(Here is where it gets good) Augite is an important rock-forming mineral, and large crystals are fairly common. It is the most widespread member of the pyroxene* group, and it frequently alters into many other minerals, including Hornblende, Chlorite, and Epidote. When altered to Actinolite, it is often called Uralite….Occasionally, it is found in large lustrous crystals which are sought after by mineral collectors. The name augite is derived from the Greek word (like so many ancient and beautiful things) augites, ‘brightness’, in reference to the bright luster this mineral occasionally exhibits.”
Couple things: Do you see what I mean about the sass? Whoever wrote this index entry has a serious chip on their shoulder about the speciation of my sexy little calcium sodium magnesium iron aluminum silicate babes [Figure 4]. Sheesh, and I thought ornithologists were touchy (all my bird folks know what I’m talking about). Although, knowing that rocks have species is just a treasure all its own; so, I guess my threshold for satisfactory rock taxonomy is dead on arrival. Lucky for me, "Oregon, in particular, is fortunate to be home to some of the best specimens of augite in the country, some of which are perfectly crystallized and exemplify the mineral [Rocks & Minerals of Washington and Oregon]." This entry goes on to say that Cedar Butte is one of the most famous localities for collecting augite in the United States. Take that, snotty mineral internet person!
I suppose, after you venture into the enchanted forest to find these you could tumble them, as my Falcon Guide suggests. About half of the ones you will find at Cedar Butte are stable enough to polish, if you want shiny, black, slightly angular stones. Personally, I think the peanut butter jar I filled with good and not-so-good specimens is much more attractive as it is than with smooth black pebbles. At some point, I will make it down to the Glass Butte and get me some of that delicious obsidian I see everyone experimenting with, and I will have all the black pebbles I can stand. That's a massive over simplification, actually. I understand that tumbling obsidian is damn near a kung fu of specificity. As I discussed in Tears & Spears, it's so soft that the tumbling process needs to be overly sensitive to get the desired mirror shine (if they don't disintegrate) and striking that balance can take years. In any case, this rock rat hopes to heaven that you can appreciate these babies for what they are: smallish, well-dressed, and magical. If not, then a stroll through the enchanted Tillamook State Forest might just convince you!

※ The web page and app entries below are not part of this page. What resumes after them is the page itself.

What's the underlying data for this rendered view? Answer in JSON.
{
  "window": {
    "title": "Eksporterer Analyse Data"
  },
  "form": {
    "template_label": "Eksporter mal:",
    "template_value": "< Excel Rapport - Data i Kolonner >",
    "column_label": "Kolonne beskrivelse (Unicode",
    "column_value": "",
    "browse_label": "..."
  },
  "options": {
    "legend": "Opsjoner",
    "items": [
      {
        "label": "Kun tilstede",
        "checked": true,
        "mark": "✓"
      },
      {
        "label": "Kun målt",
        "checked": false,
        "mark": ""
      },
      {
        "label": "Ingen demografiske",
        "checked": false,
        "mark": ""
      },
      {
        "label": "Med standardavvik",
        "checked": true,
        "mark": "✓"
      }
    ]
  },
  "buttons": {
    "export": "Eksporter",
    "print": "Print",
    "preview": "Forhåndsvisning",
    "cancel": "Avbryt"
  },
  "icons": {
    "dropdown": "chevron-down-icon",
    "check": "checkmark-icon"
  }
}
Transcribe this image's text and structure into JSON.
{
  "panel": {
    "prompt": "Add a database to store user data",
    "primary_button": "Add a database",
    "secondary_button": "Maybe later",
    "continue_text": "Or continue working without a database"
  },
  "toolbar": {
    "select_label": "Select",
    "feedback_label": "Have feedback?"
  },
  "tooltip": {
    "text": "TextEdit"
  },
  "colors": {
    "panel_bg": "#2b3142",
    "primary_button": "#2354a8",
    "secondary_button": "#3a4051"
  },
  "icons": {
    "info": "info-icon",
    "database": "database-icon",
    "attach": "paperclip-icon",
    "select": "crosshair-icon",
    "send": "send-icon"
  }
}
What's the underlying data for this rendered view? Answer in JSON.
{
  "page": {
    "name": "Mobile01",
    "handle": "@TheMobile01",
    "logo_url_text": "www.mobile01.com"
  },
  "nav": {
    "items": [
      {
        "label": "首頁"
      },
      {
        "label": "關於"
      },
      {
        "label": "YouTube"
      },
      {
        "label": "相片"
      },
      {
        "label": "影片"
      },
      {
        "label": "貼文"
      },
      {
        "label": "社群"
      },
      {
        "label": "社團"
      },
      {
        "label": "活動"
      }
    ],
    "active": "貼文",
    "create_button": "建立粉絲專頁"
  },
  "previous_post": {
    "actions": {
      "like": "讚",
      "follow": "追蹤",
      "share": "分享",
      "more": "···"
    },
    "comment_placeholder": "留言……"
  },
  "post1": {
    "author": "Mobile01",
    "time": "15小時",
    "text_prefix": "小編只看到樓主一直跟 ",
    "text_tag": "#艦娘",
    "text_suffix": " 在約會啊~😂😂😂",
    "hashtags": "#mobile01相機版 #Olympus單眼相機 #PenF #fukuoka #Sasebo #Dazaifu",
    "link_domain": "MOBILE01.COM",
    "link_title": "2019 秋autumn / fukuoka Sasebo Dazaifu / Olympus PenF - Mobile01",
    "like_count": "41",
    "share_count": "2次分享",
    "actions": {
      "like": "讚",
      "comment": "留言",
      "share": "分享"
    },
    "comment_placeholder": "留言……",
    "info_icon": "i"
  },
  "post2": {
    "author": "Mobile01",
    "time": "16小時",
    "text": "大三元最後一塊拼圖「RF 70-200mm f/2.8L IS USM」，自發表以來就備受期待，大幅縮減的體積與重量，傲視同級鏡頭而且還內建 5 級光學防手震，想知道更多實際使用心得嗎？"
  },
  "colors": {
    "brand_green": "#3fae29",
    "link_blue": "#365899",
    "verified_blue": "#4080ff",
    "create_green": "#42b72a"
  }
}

*Lettuce = Let us: this joke is never not funny. You're welcome.
*Sanity: A term used loosely in this blog.
*Isomorphous: Describing two or more minerals that have the same crystal form (meaning that the molecular arrangement is identical) but their specific elements are different. Isomorphous minerals contain different elements arranged in the same arrangement and number, such as Calcite and Siderite, where the calcium and iron are interchangeable [http://www.minerals.net/mineral_glossary/isomorphous.aspx]
*Pyroxene group: A group of hard, dark, rock-building minerals that make up many dark-colored rocks like basalt or gabbro [Rocka & Minerals of Washington and Oregon]